Parallel Plant Operation If the load of a single generator becomes so large that its rating is exceeded, you should add another generator in parallel to increase the power available for the generating station. Before two ac generators can be paralleled, the following conditions have to be fulfilled:
1. Their terminal voltages have to be equal.
2. Their frequencies have to be equal.
3. Their voltages have to be in phase.
When two generators are operating so that the requirements are satisfied, they are said to be in synchronism.
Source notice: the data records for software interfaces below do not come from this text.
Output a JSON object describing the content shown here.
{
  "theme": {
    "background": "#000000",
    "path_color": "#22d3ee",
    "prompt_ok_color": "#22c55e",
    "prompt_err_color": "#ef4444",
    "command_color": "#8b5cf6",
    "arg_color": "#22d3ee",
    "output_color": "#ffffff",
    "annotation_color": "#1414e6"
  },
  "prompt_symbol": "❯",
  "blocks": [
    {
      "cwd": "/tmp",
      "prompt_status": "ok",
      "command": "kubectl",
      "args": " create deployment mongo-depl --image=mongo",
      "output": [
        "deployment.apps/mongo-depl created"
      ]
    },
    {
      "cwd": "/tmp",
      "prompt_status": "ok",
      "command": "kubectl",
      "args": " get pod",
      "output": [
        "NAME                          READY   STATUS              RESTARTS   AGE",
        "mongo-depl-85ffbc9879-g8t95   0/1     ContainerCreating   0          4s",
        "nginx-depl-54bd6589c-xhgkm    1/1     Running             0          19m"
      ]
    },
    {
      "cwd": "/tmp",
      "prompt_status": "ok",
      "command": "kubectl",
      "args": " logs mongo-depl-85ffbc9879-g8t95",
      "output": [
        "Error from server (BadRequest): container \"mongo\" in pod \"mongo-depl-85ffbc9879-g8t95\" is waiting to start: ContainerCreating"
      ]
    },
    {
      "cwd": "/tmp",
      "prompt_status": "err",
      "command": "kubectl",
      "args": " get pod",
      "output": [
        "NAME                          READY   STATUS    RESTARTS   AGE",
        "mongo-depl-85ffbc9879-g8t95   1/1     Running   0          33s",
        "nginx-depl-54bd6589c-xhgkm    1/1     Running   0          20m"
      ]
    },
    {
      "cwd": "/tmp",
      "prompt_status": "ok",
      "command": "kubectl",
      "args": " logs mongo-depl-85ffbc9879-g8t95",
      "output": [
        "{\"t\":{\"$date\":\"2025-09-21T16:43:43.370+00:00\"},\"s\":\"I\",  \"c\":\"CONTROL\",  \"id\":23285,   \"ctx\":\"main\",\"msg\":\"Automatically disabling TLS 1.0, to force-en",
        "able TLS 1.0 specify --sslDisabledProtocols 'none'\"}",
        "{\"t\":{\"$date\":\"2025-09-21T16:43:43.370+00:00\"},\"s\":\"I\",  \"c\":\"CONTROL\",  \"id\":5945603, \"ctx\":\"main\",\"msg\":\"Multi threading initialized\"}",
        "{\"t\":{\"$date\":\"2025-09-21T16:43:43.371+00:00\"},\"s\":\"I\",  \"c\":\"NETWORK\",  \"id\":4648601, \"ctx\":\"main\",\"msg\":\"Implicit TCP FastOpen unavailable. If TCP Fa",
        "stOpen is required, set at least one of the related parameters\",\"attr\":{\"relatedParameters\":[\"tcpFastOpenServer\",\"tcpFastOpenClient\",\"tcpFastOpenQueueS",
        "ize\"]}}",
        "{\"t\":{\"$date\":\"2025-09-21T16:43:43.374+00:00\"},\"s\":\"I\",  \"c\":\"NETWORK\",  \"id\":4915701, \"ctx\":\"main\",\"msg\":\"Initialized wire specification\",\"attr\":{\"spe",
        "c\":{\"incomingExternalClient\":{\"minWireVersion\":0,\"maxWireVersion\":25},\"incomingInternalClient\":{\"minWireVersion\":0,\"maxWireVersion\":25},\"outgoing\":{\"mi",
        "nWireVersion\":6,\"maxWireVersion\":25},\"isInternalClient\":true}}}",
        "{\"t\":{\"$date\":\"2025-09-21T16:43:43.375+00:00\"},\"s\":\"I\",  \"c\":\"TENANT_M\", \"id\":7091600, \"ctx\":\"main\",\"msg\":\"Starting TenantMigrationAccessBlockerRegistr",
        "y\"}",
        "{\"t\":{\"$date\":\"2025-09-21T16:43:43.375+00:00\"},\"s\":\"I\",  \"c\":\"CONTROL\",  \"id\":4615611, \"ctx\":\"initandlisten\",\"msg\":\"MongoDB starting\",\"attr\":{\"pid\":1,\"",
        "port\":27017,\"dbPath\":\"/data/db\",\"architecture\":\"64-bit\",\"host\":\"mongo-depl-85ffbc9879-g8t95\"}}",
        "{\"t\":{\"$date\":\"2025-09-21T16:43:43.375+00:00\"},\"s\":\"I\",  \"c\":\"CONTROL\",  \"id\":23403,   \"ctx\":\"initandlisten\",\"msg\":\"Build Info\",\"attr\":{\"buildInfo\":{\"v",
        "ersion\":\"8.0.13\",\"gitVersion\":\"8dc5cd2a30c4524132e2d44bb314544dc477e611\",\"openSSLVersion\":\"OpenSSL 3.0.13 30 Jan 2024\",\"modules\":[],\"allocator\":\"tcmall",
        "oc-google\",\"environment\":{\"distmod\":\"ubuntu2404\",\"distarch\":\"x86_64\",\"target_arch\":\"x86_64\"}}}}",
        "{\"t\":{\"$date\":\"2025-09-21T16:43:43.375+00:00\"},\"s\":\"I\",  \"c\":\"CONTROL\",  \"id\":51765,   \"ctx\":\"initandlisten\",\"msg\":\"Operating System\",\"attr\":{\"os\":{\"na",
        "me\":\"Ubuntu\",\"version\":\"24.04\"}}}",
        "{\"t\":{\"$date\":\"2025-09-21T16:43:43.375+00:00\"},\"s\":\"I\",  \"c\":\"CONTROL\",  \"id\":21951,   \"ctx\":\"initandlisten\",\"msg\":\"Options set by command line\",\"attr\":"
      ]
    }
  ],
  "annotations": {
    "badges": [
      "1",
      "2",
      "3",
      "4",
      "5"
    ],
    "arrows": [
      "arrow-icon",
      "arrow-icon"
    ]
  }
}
The operation of getting the machines into synchronism is called synchronizing.
Generating plants may be operated in parallel on an isolated bus (two or more generators supplying camp or base load) or on an infinite bus (one or more generators paralleled to a utility grid).
One of the primary considerations in paralleling generator sets is achieving the proper division of load. That can be accomplished by providing the governor of the generator with speed droop. That would result in a regulation of the system. The relationship of REGULATION to LOAD DIVISION is best explained by referring to a speed versus load curve of the governor. For simplicity,. we will refer to the normal speed as 100 percent speed and full load as 100 percent load. In the controlled system, we will be concerned with two types of governor operations: isochronous and speed droop.
The operation of the isochronous governor (0 percent speed droop) can be explained by comparing speed versus load. as shown in figure 3-3. If the governor were set to maintain the speed represented by line A and connected to an increasing isolated load, the speed would remain constant. The isochronous governor will maintain the desired output frequency, regardless of load changes if the capacity of the engine is not exceeded.
The speed-droop governor (100 percent speed droop) has a similar set of curves. but they are slanted. as shown in figure 3-4. If a speed-droop governor were connected to an increasing isolated load, the speed would drop (line A. fig. 3-4) until the maximum engine capacity is reached.
Now let's imagine that we connect the speed- droop governor (slave machine) to a utility bus so large that our engine cannot change the bus frequency (an
Figure 3-3. - Isochronous governor curve.
Figure 3-4. - Speed-droop governor curve.
infinite bus). Remember that the speed of the engine is no longer determined by the speed setting but by the frequency of the infinite bus. In this case, if we should change the speed setting, we would cause a change in load, not in speed. To parallel the generator set, we are required to have a speed setting on line A (fig. 3-4). at which the no-load speed is equal to the bus frequency. Once the set is paralleled. if we increase the speed setting to line B. we do not change the speed. but we pick up approximately a half-load. Another increase in speed setting to line C will fully, load the engine. If the generator set is fully loaded and the main breakerContinue Reading